“I’ve looked at a lot of livestream technologies and Verb is the only complete ecosystem,” D’Loren said. “There’s companies that have just the video piece, there are companies that maybe have payment processing, and if you really want to put the whole ecosystem together, you have to bolt a lot of different technologies together to make it work. Verb has it all.”
D’Loren praised Market’s “attribution engine” in particular. As Cutaia explained it, the platform allows individuals to create unique invitations that will compensate them when someone else clicks the link, watches the event and buys an item.
“It’s a way for people that have built these big contact lists over the years and relationships to monetize them,” Cutaia said. “We think that that’s a big growth area. And so now I’ve just grown my marketing reach exponentially without spending a dime because all of you guys that are looking to generate an income, well you’re going go out and tell everybody that you know, because you’re going to get paid for doing so when they purchase.”
Attribution engines, D’Loren believes, have the ability to drive what will be “the ultimate win” in livestreaming: harnessing the power of micro- and nano-influencers who can drive engagement and earn money the way affiliates do today. “I personally believe that’s where it’s all headed,” D’Loren said.
Verb is also working on allowing influencers to choose products from across brands and manufacturers and to sell them on Market. Using the platform, Cutaia noted, influencers will then be able to simulcast their stream to their own social media channels.
“That’s something that you’re not going to see happening in QVC and HSN land,” he added. “It’s not what they do. It’s not what they need to do. I think they’re going to continue to focus on what they do really, really well. And what we’ll do here, I think, is the future.”
Verb, of course, is not the only company attempting to bring live selling to the internet. Retail giants like Amazon and Walmart have gotten into livestreaming, as well as newcomers, like the fashion resale platform Galaxy. Cutaia, however, sees awareness as “the only thing” holding back livestream shopping in the U.S. and embraces competitors entering the space.
“I think that’s the greatest thing that could possibly happen because that allows us to leverage their balance sheet and their marketing spend to help create awareness for everybody else on the planet, that this exists,” he said.
Though China has been held up as the poster child for livestreaming’s potential, Cutaia believes the U.S. could see even greater adoption over time. “As big as it is in China, it could probably be even bigger already but for the intervention of the government,” he said. The CEO also pointed to the United States’ decades-long familiarity with traditional live shopping companies like QVC and HSN.
D’Loren is similarly bullish on livestreaming, predicting that it will become “a very significant portion” of e-commerce in the U.S.

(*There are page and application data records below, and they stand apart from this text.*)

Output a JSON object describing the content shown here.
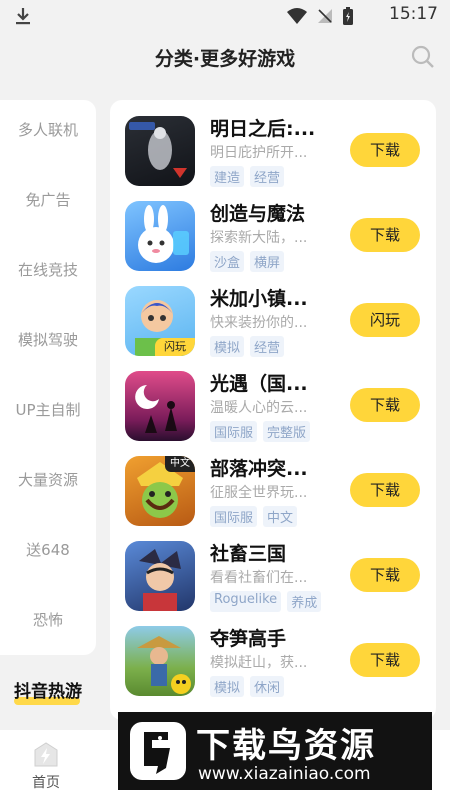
{
  "status_bar": {
    "time": "15:17"
  },
  "header": {
    "title": "分类·更多好游戏"
  },
  "sidebar": {
    "items": [
      "多人联机",
      "免广告",
      "在线竞技",
      "模拟驾驶",
      "UP主自制",
      "大量资源",
      "送648",
      "恐怖"
    ],
    "active": "抖音热游"
  },
  "games": [
    {
      "name": "明日之后:...",
      "desc": "明日庇护所开...",
      "tags": [
        "建造",
        "经营"
      ],
      "button": "下载"
    },
    {
      "name": "创造与魔法",
      "desc": "探索新大陆，...",
      "tags": [
        "沙盒",
        "横屏"
      ],
      "button": "下载"
    },
    {
      "name": "米加小镇...",
      "desc": "快来装扮你的...",
      "tags": [
        "模拟",
        "经营"
      ],
      "button": "闪玩",
      "badge": "闪玩"
    },
    {
      "name": "光遇（国...",
      "desc": "温暖人心的云...",
      "tags": [
        "国际服",
        "完整版"
      ],
      "button": "下载"
    },
    {
      "name": "部落冲突...",
      "desc": "征服全世界玩...",
      "tags": [
        "国际服",
        "中文"
      ],
      "button": "下载",
      "badge": "中文"
    },
    {
      "name": "社畜三国",
      "desc": "看看社畜们在...",
      "tags": [
        "Roguelike",
        "养成"
      ],
      "button": "下载"
    },
    {
      "name": "夺笋高手",
      "desc": "模拟赶山，获...",
      "tags": [
        "模拟",
        "休闲"
      ],
      "button": "下载"
    }
  ],
  "bottom_nav": {
    "home": "首页"
  },
  "watermark": {
    "title": "下载鸟资源",
    "url": "www.xiazainiao.com"
  },
  "colors": {
    "accent": "#ffd63a",
    "background": "#f2f2f2",
    "tag_text": "#8fa6c8"
  },
  "icons": {
    "download": "download-arrow-icon",
    "wifi": "wifi-icon",
    "signal": "no-signal-icon",
    "battery": "battery-charging-icon",
    "search": "search-icon",
    "home": "home-icon"
  }
}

“Twelve years ago when we started Xcel, most CEOs that I spoke with from major retailers thought that e-commerce meant nothing for apparel,” he said. “Well, tell that to the guys at Shein.”